My Lords, I believe the House will welcome this extension of the circumstances in which the augmented award may be paid, and I should advise your Lordships that the Police Council for Great Britain has been consulted about the amendment and is in agreement that it should be made. I beg to move.

Moved, That the Police Pensions (No. 3) Regulations 1969, laid before the House on November 25 last, be approved.—(Lord Beswick.)


My Lords, in the light of the assurance by the noble Lord that the Police Council have agreed to these amending Regulations, I suggest that your Lordships can accept them without hesitation. Personally, I welcome the addition that is being made. I would add that I am sure it is desirable that the pension provisions for policemen's widows and for firemen's widows should be kept as closely as possible in parallel.


My Lords, I should like to raise what I fear may be thought to be a somewhat niggling point, but I notice that the second condition is that where the policeman has been attempting to save human life the circumstances have to be such that there was an intrinsic likelihood of his receiving a fatal injury. I cannot think of any instance of the word "intrinsic" here adding anything at all to the word "likelihood", and I feel that it would be a sorry day if some policeman's widow, after he had lost his life trying to save the life of another, lost her augmented award because, although he lost his life in circumstances where there was a likelihood of his receiving fatal injuries, somebody might say there was not an intrinsic likelihood of his receiving a fatal injury. I cannot see that the word "intrinsic" here is useful at all, and I should have thought that if it does not have a certain meaning it is superfluous and would be much better left out, so that in all the circumstances where there was a likelihood at all of the officer receiving fatal injuries, and he did, then his widow would receive her augmented award.

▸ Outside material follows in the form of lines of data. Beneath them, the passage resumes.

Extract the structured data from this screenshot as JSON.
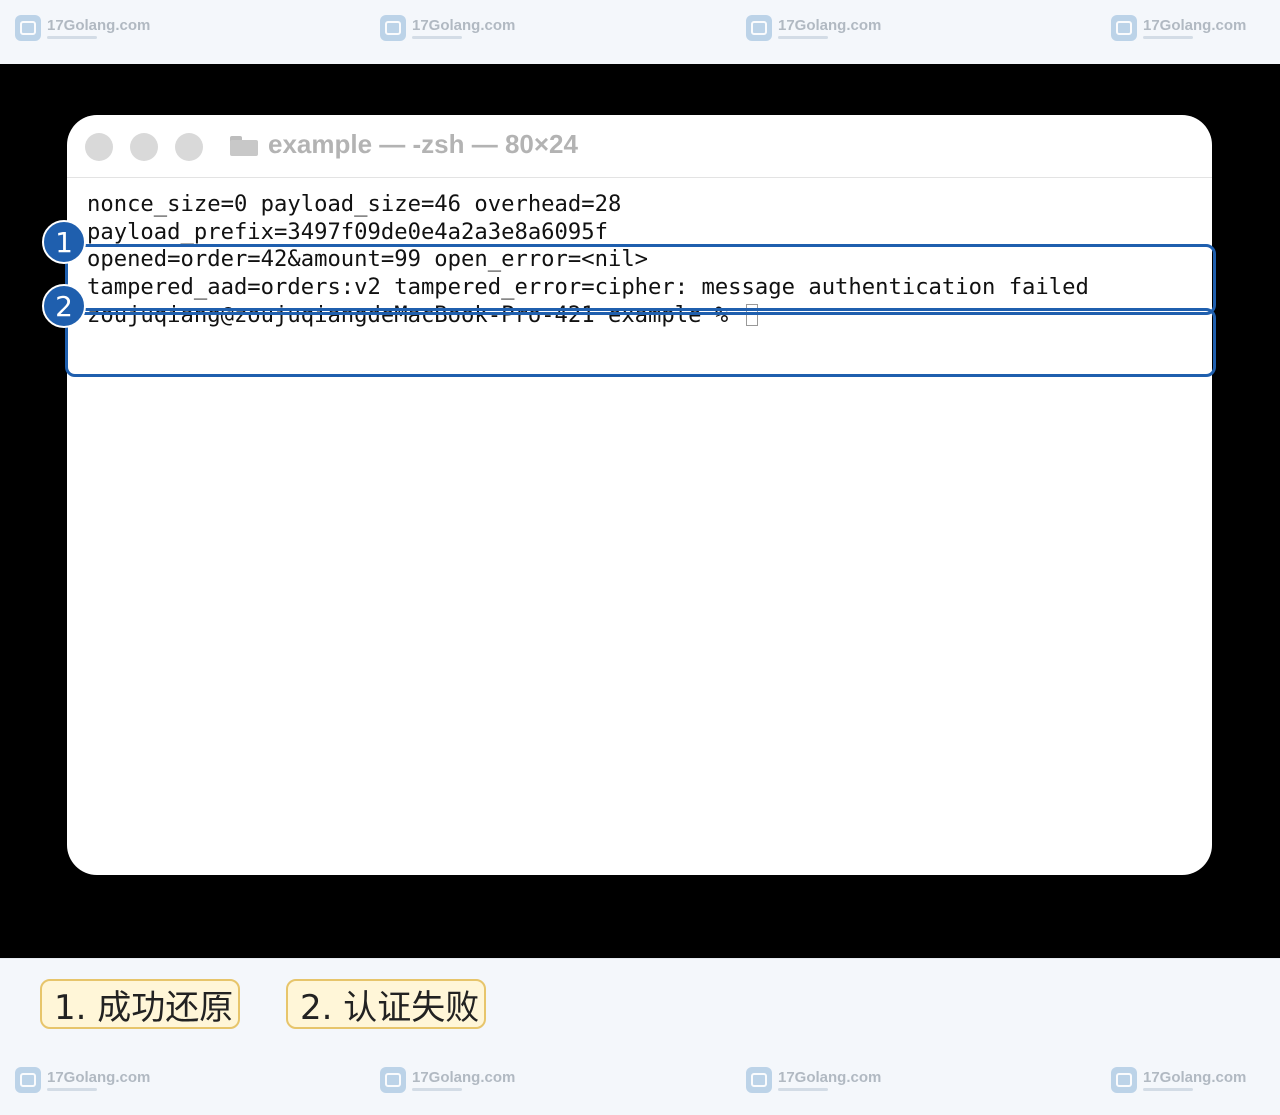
{
  "watermark": {
    "brand": "17Golang.com"
  },
  "terminal": {
    "title": "example — -zsh — 80×24",
    "lines": [
      "nonce_size=0 payload_size=46 overhead=28",
      "payload_prefix=3497f09de0e4a2a3e8a6095f",
      "opened=order=42&amount=99 open_error=<nil>",
      "tampered_aad=orders:v2 tampered_error=cipher: message authentication failed",
      "zoujuqiang@zoujuqiangdeMacBook-Pro-421 example % "
    ]
  },
  "badges": [
    "1",
    "2"
  ],
  "legend": [
    "1. 成功还原",
    "2. 认证失败"
  ],
  "colors": {
    "accent": "#1f5fae",
    "legend_bg": "#fff6d8",
    "legend_border": "#e7c56b"
  }
}
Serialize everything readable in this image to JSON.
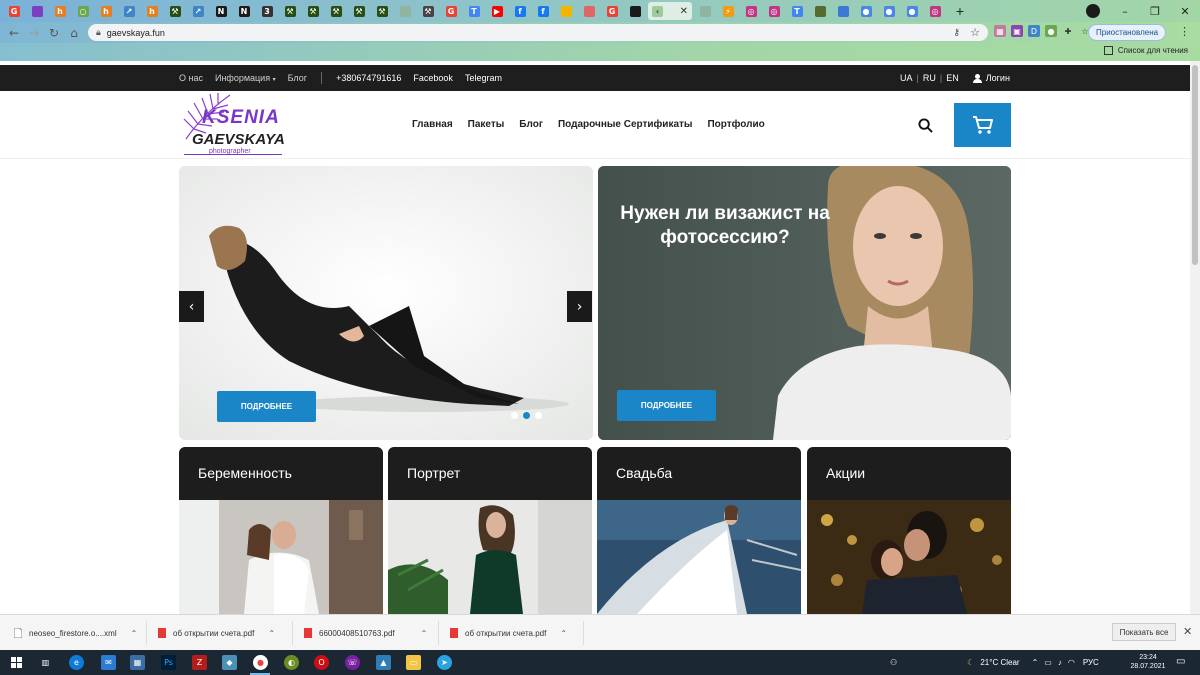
{
  "browser": {
    "tabs": [
      {
        "icon": "google-icon",
        "color": "#ea4335",
        "glyph": "G"
      },
      {
        "icon": "purple-app-icon",
        "color": "#7b3fbf",
        "glyph": ""
      },
      {
        "icon": "h-icon",
        "color": "#e67e22",
        "glyph": "h"
      },
      {
        "icon": "circle-icon",
        "color": "#6aa84f",
        "glyph": "○"
      },
      {
        "icon": "h-icon",
        "color": "#e67e22",
        "glyph": "h"
      },
      {
        "icon": "chart-icon",
        "color": "#3d85c6",
        "glyph": "↗"
      },
      {
        "icon": "h-icon",
        "color": "#e67e22",
        "glyph": "h"
      },
      {
        "icon": "tool-icon",
        "color": "#274e13",
        "glyph": "⚒"
      },
      {
        "icon": "chart-icon",
        "color": "#3d85c6",
        "glyph": "↗"
      },
      {
        "icon": "ns-icon",
        "color": "#1a1a1a",
        "glyph": "N"
      },
      {
        "icon": "ns-icon",
        "color": "#1a1a1a",
        "glyph": "N"
      },
      {
        "icon": "version-icon",
        "color": "#333333",
        "glyph": "3"
      },
      {
        "icon": "tool-icon",
        "color": "#274e13",
        "glyph": "⚒"
      },
      {
        "icon": "tool-icon",
        "color": "#274e13",
        "glyph": "⚒"
      },
      {
        "icon": "tool-icon",
        "color": "#274e13",
        "glyph": "⚒"
      },
      {
        "icon": "tool-icon",
        "color": "#274e13",
        "glyph": "⚒"
      },
      {
        "icon": "tool-icon",
        "color": "#274e13",
        "glyph": "⚒"
      },
      {
        "icon": "blank-icon",
        "color": "#8fb4a0",
        "glyph": ""
      },
      {
        "icon": "hammer-icon",
        "color": "#444444",
        "glyph": "⚒"
      },
      {
        "icon": "google-icon",
        "color": "#ea4335",
        "glyph": "G"
      },
      {
        "icon": "translate-icon",
        "color": "#4285f4",
        "glyph": "T"
      },
      {
        "icon": "youtube-icon",
        "color": "#ff0000",
        "glyph": "▶"
      },
      {
        "icon": "facebook-icon",
        "color": "#1877f2",
        "glyph": "f"
      },
      {
        "icon": "facebook-icon",
        "color": "#1877f2",
        "glyph": "f"
      },
      {
        "icon": "docs-icon",
        "color": "#f4b400",
        "glyph": ""
      },
      {
        "icon": "app-icon",
        "color": "#e06666",
        "glyph": ""
      },
      {
        "icon": "google-icon",
        "color": "#ea4335",
        "glyph": "G"
      },
      {
        "icon": "dark-square-icon",
        "color": "#1a1a1a",
        "glyph": ""
      }
    ],
    "active_tab_icon": "active-tab-icon",
    "tabs_after": [
      {
        "icon": "blank-icon",
        "color": "#8fb4a0",
        "glyph": ""
      },
      {
        "icon": "bolt-icon",
        "color": "#f39c12",
        "glyph": "⚡"
      },
      {
        "icon": "instagram-icon",
        "color": "#c13584",
        "glyph": "◎"
      },
      {
        "icon": "instagram-icon",
        "color": "#c13584",
        "glyph": "◎"
      },
      {
        "icon": "translate-icon",
        "color": "#4285f4",
        "glyph": "T"
      },
      {
        "icon": "cart-icon",
        "color": "#556b2f",
        "glyph": ""
      },
      {
        "icon": "web-icon",
        "color": "#3c78d8",
        "glyph": ""
      },
      {
        "icon": "globe-icon",
        "color": "#4a86e8",
        "glyph": "●"
      },
      {
        "icon": "globe-icon",
        "color": "#4a86e8",
        "glyph": "●"
      },
      {
        "icon": "globe-icon",
        "color": "#4a86e8",
        "glyph": "●"
      },
      {
        "icon": "instagram-icon",
        "color": "#c13584",
        "glyph": "◎"
      }
    ],
    "window_controls": {
      "minimize": "–",
      "maximize": "❐",
      "close": "✕"
    },
    "url": "gaevskaya.fun",
    "paused_label": "Приостановлена",
    "reading_list": "Список для чтения"
  },
  "site": {
    "topbar": {
      "about": "О нас",
      "info": "Информация",
      "blog": "Блог",
      "phone": "+380674791616",
      "facebook": "Facebook",
      "telegram": "Telegram",
      "lang_ua": "UA",
      "lang_ru": "RU",
      "lang_en": "EN",
      "login": "Логин"
    },
    "logo": {
      "line1": "KSENIA",
      "line2": "GAEVSKAYA",
      "line3": "photographer"
    },
    "nav": [
      "Главная",
      "Пакеты",
      "Блог",
      "Подарочные Сертификаты",
      "Портфолио"
    ],
    "hero_left": {
      "button": "ПОДРОБНЕЕ",
      "prev": "‹",
      "next": "›",
      "active_dot": 1
    },
    "hero_right": {
      "title": "Нужен ли визажист на фотосессию?",
      "button": "ПОДРОБНЕЕ"
    },
    "categories": [
      "Беременность",
      "Портрет",
      "Свадьба",
      "Акции"
    ]
  },
  "downloads": {
    "items": [
      "neoseo_firestore.o....xml",
      "об открытии счета.pdf",
      "66000408510763.pdf",
      "об открытии счета.pdf"
    ],
    "show_all": "Показать все"
  },
  "taskbar": {
    "weather": "21°C  Clear",
    "lang": "РУС",
    "time": "23:24",
    "date": "28.07.2021"
  }
}
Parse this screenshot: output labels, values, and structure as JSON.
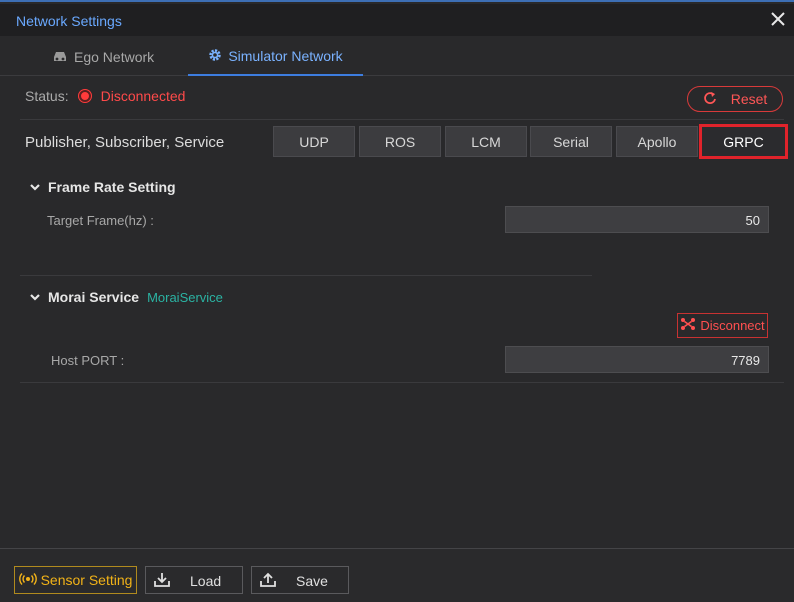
{
  "window": {
    "title": "Network Settings"
  },
  "tabs": [
    {
      "label": "Ego Network",
      "icon": "car-icon",
      "active": false
    },
    {
      "label": "Simulator Network",
      "icon": "gear-icon",
      "active": true
    }
  ],
  "status": {
    "label": "Status:",
    "value": "Disconnected",
    "color": "#ff4a4a"
  },
  "reset_label": "Reset",
  "protocols": {
    "label": "Publisher, Subscriber, Service",
    "items": [
      "UDP",
      "ROS",
      "LCM",
      "Serial",
      "Apollo",
      "GRPC"
    ],
    "selected": "GRPC"
  },
  "frame_rate": {
    "heading": "Frame Rate Setting",
    "target_label": "Target Frame(hz) :",
    "target_value": "50"
  },
  "morai_service": {
    "heading": "Morai Service",
    "service_name": "MoraiService",
    "disconnect_label": "Disconnect",
    "host_port_label": "Host PORT :",
    "host_port_value": "7789"
  },
  "footer": {
    "sensor_label": "Sensor Setting",
    "load_label": "Load",
    "save_label": "Save"
  }
}
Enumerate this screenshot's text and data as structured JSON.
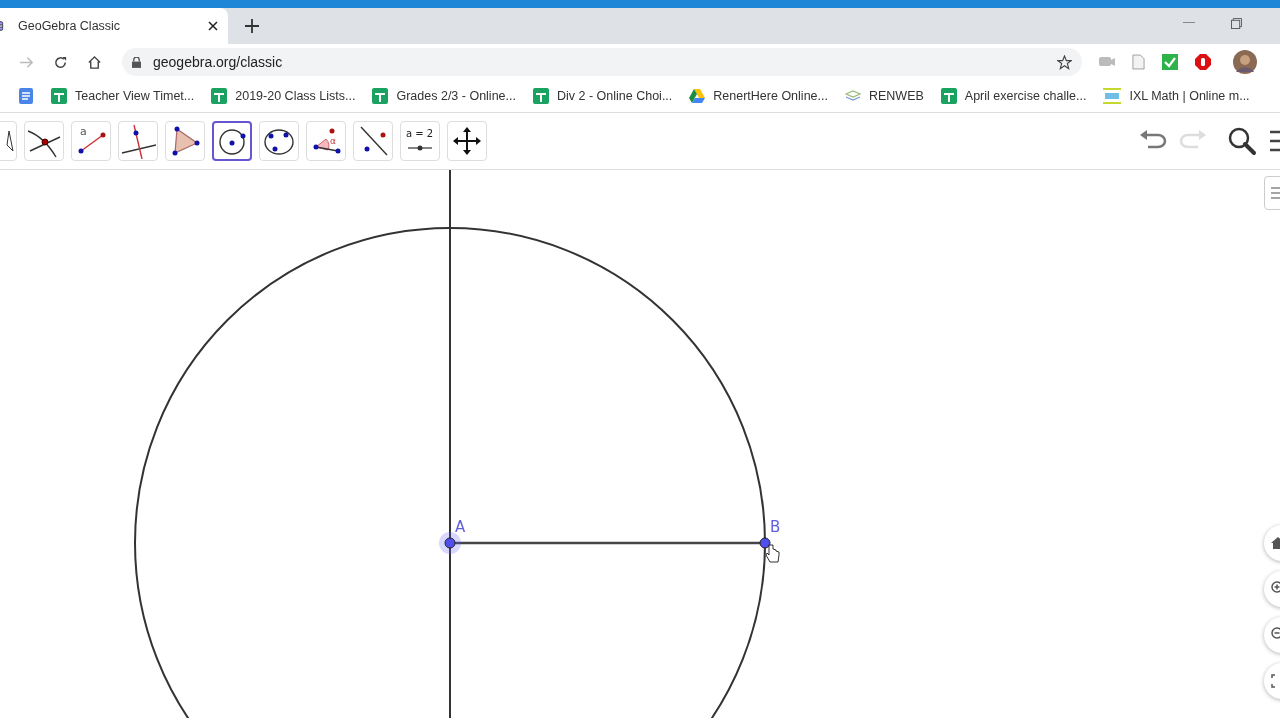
{
  "browser": {
    "tab": {
      "title": "GeoGebra Classic",
      "selected": true
    },
    "url": "geogebra.org/classic",
    "bookmarks": [
      {
        "kind": "docs"
      },
      {
        "kind": "sheets",
        "label": "Teacher View Timet..."
      },
      {
        "kind": "sheets",
        "label": "2019-20 Class Lists..."
      },
      {
        "kind": "sheets",
        "label": "Grades 2/3 - Online..."
      },
      {
        "kind": "sheets",
        "label": "Div 2 - Online Choi..."
      },
      {
        "kind": "drive",
        "label": "RenertHere Online..."
      },
      {
        "kind": "renweb",
        "label": "RENWEB"
      },
      {
        "kind": "sheets",
        "label": "April exercise challe..."
      },
      {
        "kind": "ixl",
        "label": "IXL Math | Online m..."
      }
    ]
  },
  "toolbar": {
    "tools": [
      {
        "kind": "move",
        "selected": false
      },
      {
        "kind": "intersect",
        "selected": false
      },
      {
        "kind": "segment",
        "label": "a",
        "selected": false
      },
      {
        "kind": "perpendicular",
        "selected": false
      },
      {
        "kind": "polygon",
        "selected": false
      },
      {
        "kind": "circle",
        "selected": true
      },
      {
        "kind": "ellipse",
        "selected": false
      },
      {
        "kind": "angle",
        "label": "α",
        "selected": false
      },
      {
        "kind": "reflect",
        "selected": false
      },
      {
        "kind": "slider",
        "label": "a = 2",
        "selected": false
      },
      {
        "kind": "move-view",
        "selected": false
      }
    ],
    "redo_disabled": true
  },
  "construction": {
    "points": [
      {
        "label": "A",
        "selected": true
      },
      {
        "label": "B",
        "selected": false
      }
    ]
  }
}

My Lords, I remember a number of occasions when I have sternly resisted the temptation to say that the noble Lord, Lord Airedale, raised niggling points, and I resist that temptation again to-day. Actually, the word is necessary. It is intended to be there, and it secures a result which it is intended to secure. May I put it this way? The policy of paragraph 14, sub-paragraph (1)(a), is to cover what may be termed "murderous attacks"; that is to say, attacks which are likely to result in death, irrespective of any special peculiarities of the policeman concerned. As the noble Lord knows, there are three levels at which awards can be made, and this is a special case where, by the nature of the act, there was a special risk. This word "intrinsic" has been in the regulation in sub-paragraph (1)(a)—I think I am right—since 1953, and was intended to ensure that this special risk was recognised by a special award. In subparagraph (1)(c) the word is used because it is used in sub-paragraph (1)(a), and it is intended that the two categories of circumstances should be kept in parallel. I think that this is quite right.

I would go along with the noble Lord, Lord Airedale, if there was any evidence before me which suggested that the police authorities, when using their discretion in these matters, had ever used it on the wrong side. They have always used it to make it possible for the widow to receive an award, and I think they will continue to look at these matters generously in that way. But in order to ensure that it is the intrinsic nature of the attack which determines the award, it is suggested that the word should remain in there, and I hope the noble Lord will, on reflection, agree with that.

On Question, Motion agreed to.